=== Section Start ===

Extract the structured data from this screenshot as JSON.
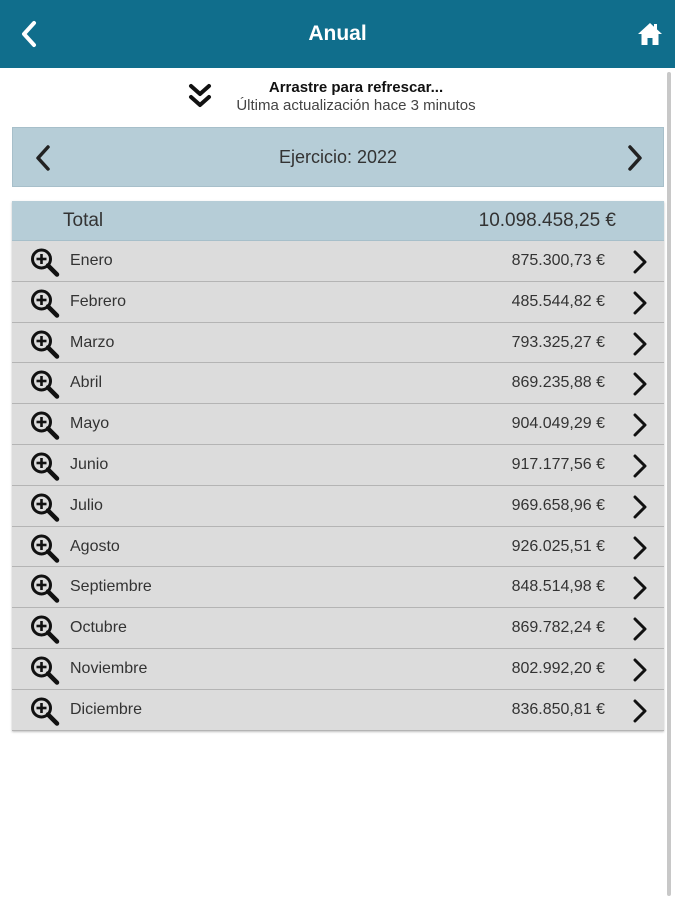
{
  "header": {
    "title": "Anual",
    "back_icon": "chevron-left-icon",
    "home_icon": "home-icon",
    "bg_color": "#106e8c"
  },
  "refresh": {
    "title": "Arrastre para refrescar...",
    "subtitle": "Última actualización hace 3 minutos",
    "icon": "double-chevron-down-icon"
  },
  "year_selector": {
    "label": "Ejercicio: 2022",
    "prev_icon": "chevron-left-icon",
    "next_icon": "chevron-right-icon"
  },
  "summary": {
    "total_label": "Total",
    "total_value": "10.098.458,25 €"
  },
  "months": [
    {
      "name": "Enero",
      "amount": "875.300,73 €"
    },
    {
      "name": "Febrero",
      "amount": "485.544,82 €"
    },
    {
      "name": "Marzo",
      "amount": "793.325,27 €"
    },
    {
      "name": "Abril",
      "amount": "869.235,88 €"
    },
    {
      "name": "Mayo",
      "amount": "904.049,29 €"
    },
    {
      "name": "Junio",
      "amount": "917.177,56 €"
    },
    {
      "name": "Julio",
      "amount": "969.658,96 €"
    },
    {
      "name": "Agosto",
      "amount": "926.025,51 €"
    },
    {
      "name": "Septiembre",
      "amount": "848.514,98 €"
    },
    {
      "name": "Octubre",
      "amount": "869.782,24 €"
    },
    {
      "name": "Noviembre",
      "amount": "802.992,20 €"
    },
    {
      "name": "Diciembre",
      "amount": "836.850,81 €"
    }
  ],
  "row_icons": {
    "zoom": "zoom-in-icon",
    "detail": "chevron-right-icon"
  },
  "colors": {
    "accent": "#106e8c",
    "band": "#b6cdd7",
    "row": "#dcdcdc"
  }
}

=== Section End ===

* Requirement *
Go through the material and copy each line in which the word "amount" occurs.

* Answer to this problem *
      "amount": "875.300,73 €"
      "amount": "485.544,82 €"
      "amount": "793.325,27 €"
      "amount": "869.235,88 €"
      "amount": "904.049,29 €"
      "amount": "917.177,56 €"
      "amount": "969.658,96 €"
      "amount": "926.025,51 €"
      "amount": "848.514,98 €"
      "amount": "869.782,24 €"
      "amount": "802.992,20 €"
      "amount": "836.850,81 €"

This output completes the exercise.